StatCan warns COVID-19 may accelerate automation in the workplace
Women and men both face the risk of automation in the workplace dating back to 2016, but their risk levels differ, according to a new study released by Statistics Canada (StatCan).
Women and men were equally likely (about 11 per cent) to face a high risk of automation-related job transformation. However, women (44.4 per cent) were more likely than men (34.8 per cent) to face a moderate to high risk.
Automation risk estimates are produced by various worker and firm characteristics and account for 25 different tasks that may vary within the same occupation, such as instructing, selling products or services, solving problems or performing physical work. A high risk of automation-related job transformation is defined as a probability of 70 per cent or more, while a moderate to high risk is defined as a probability of 50 per cent or more.
“The gap in the proportion of women and men facing a moderate to high risk of automation-related job transformation could not be explained by gender differences in personal and work characteristics, such as age, education, industry and occupation. The gap may indicate that women and men perform different tasks that are not taken into account in the data,” says StatCan.
“In fact, previous research has shown that women were more likely than men in the same occupation to report performing repetitive tasks, and this could put them at greater risk of automation-related job transformation.”
While 33.9 per cent of men aged 55 or older faced a moderate to high risk, 58.6 per cent of their female counterparts faced a similar risk. Also, a larger share of women with no post-secondary qualifications faced a moderate to high risk than their male counterparts, at 75.8 per cent and 60.0 per cent, respectively.
Women who reported having a disability, who were not in a union or covered by a collective bargaining agreement, or who worked in a small firm (with 10 or fewer employees) were also more likely than their male counterparts to face a moderate to high risk of automation-related job transformation, according to the report.
“It is important to note that these risk estimates are largely based on the technological feasibility of automating job tasks. There are several reasons why employers may not immediately replace humans with robots, even if it is technologically feasible to do so. These reasons include financial, legal and demand-side factors, among others,” says StatCan. “For this reason, a high risk of automation does not necessarily imply a high risk of job loss.”
However, “these results were estimated prior to COVID-19, which may accelerate automation in the workplace.”
Just three or four years ago, AI was there to just help solve issues like candidate filtering and ranking, says Corey Shaw, AVP talent acquisition at Canada Life in Toronto.

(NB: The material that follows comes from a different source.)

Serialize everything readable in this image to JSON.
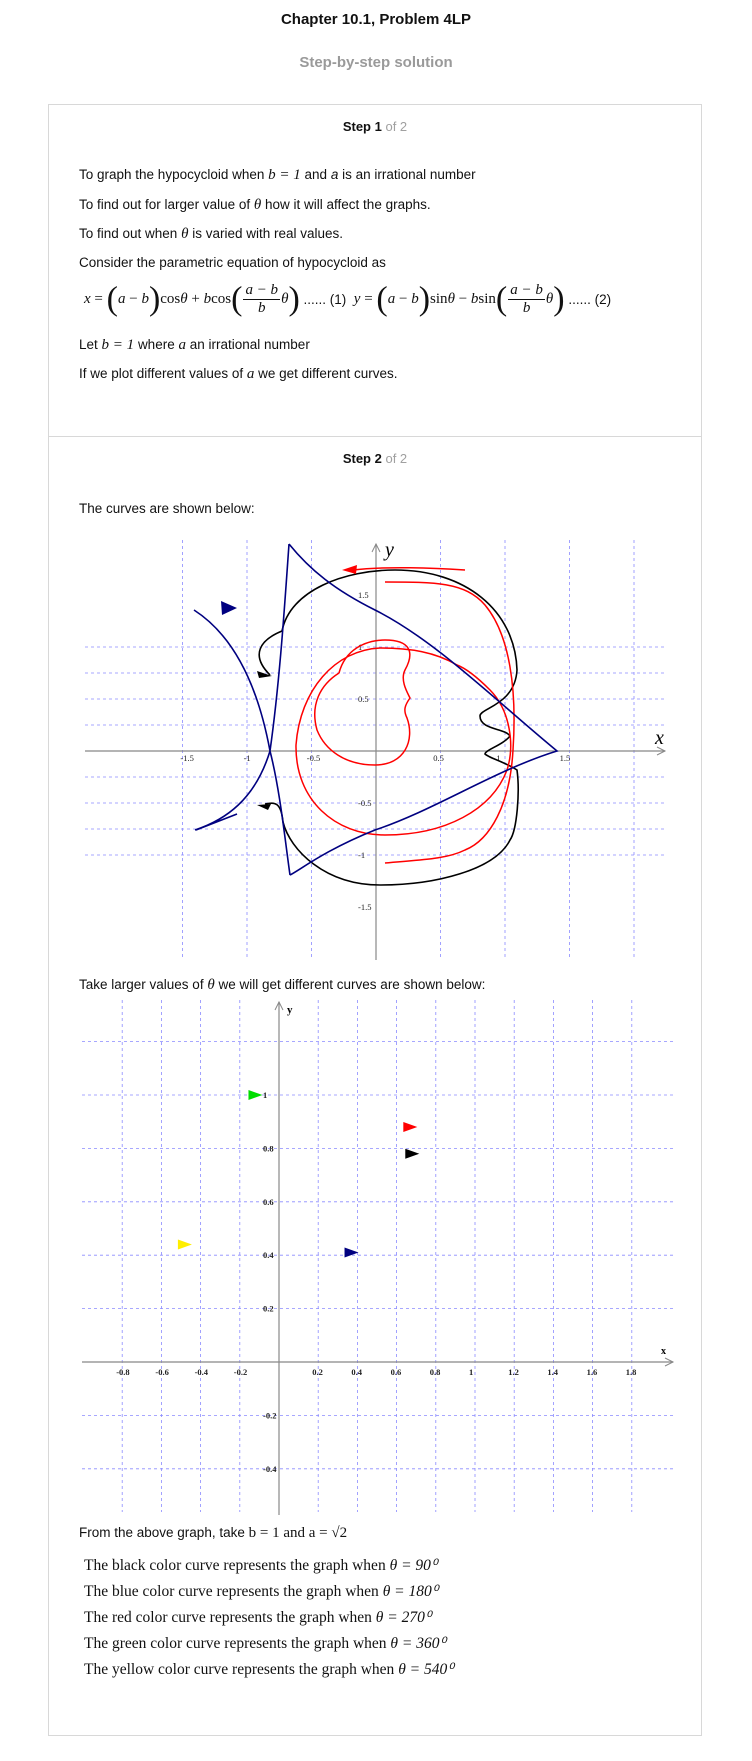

But today, the technology is much more integrated into a recruiter’s suite of tools, he says.
Effects on income
In 2019, a Harvard Business Review report noted that “the real impact of automation is on income and time spent unemployed.”
After a spike, tenured workers cumulatively lose about 3,800 Euros in wage and salary earnings over five years on average, equivalent to about nine per cent of one year’s income. Meanwhile, recent hires lose about three per cent of one year’s income, found the study, based on data from 2000-16 for 36,000 firms in the Netherlands covering about five million workers.
The main reason for these losses is that workers who leave the firm experience longer periods of non-employment.
If they leave, incumbent workers are employed 43 fewer days over five years following the automation event. Only about 12 per cent of these losses are made up by unemployment, welfare, or disability payments, which is comparable to what workers receive after a mass layoff, according to the report.
Almost three-quarters (73 per cent) of Canada’s industrial companies expect to invest less than five per cent of annual revenue on digital technology, according to a KPMG report in February.